There are many different ways to develop coping skills. Some people develop thinking patterns that can help them reframe problems in a more positive light, while others find relaxation techniques such as yoga, meditation, and breathing exercises helpful.
4.Develop healthy connections
Connecting with supportive people who understand and accept you for who you are is essential to healing from past traumas. You don’t have to go through it alone. It can also be beneficial to find ways to give back or help others, as volunteering and helping others has been linked to improved mental health.
5. Focus on self-care
Taking care of ourselves physically is integral to our overall wellness – from getting restful sleep each night (adults should aim for no less than 7 hours) to eating balanced meals regularly. Doing so provides us with the necessary fuel to tackle tasks and ensures that we get essential vitamins and nutrients to help increase immunity. Exercising daily strengthens not only the body and mind but also boosts moods.

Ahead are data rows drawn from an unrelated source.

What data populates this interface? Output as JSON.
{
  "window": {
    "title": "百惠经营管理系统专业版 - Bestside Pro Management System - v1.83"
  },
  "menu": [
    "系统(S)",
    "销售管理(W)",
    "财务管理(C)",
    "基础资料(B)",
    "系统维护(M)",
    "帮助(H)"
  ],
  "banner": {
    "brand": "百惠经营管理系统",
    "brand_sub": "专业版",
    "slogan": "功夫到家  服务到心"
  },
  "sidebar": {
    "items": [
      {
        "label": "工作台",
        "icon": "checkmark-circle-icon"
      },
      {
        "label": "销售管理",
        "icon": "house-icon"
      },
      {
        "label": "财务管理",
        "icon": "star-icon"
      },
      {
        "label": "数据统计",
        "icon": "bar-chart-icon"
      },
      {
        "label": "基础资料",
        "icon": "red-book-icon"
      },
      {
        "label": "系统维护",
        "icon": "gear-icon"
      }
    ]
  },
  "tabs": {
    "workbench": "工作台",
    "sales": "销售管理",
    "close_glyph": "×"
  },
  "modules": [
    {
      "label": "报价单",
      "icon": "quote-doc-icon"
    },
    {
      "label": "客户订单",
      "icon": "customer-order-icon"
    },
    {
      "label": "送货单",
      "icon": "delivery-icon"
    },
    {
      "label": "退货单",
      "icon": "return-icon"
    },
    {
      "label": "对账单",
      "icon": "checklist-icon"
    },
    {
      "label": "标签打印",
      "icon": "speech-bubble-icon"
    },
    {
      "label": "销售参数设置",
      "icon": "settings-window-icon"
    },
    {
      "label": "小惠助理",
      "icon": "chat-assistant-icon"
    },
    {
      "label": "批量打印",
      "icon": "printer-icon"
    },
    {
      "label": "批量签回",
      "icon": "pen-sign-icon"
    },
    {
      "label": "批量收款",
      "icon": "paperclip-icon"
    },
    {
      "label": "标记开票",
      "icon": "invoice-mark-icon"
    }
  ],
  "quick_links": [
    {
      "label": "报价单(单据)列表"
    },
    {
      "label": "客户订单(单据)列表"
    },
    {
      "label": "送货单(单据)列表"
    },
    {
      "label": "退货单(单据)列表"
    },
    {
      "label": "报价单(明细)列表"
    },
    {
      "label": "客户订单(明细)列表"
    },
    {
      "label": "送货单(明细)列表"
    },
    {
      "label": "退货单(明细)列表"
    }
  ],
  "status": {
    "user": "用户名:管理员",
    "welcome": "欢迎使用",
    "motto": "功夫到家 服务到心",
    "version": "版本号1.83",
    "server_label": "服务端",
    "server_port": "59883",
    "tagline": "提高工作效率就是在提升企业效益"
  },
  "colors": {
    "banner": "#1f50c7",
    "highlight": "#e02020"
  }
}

Childhood trauma can have a lasting impact on our physical and mental health. Recognizing the effects of trauma and taking steps to heal, such as reaching out for help and developing healthy coping strategies, can be beneficial in the long run. Above all else, practice self-care and kindness towards yourself. With the right attitude and a little effort, it is possible to move past the events of our childhoods and thrive.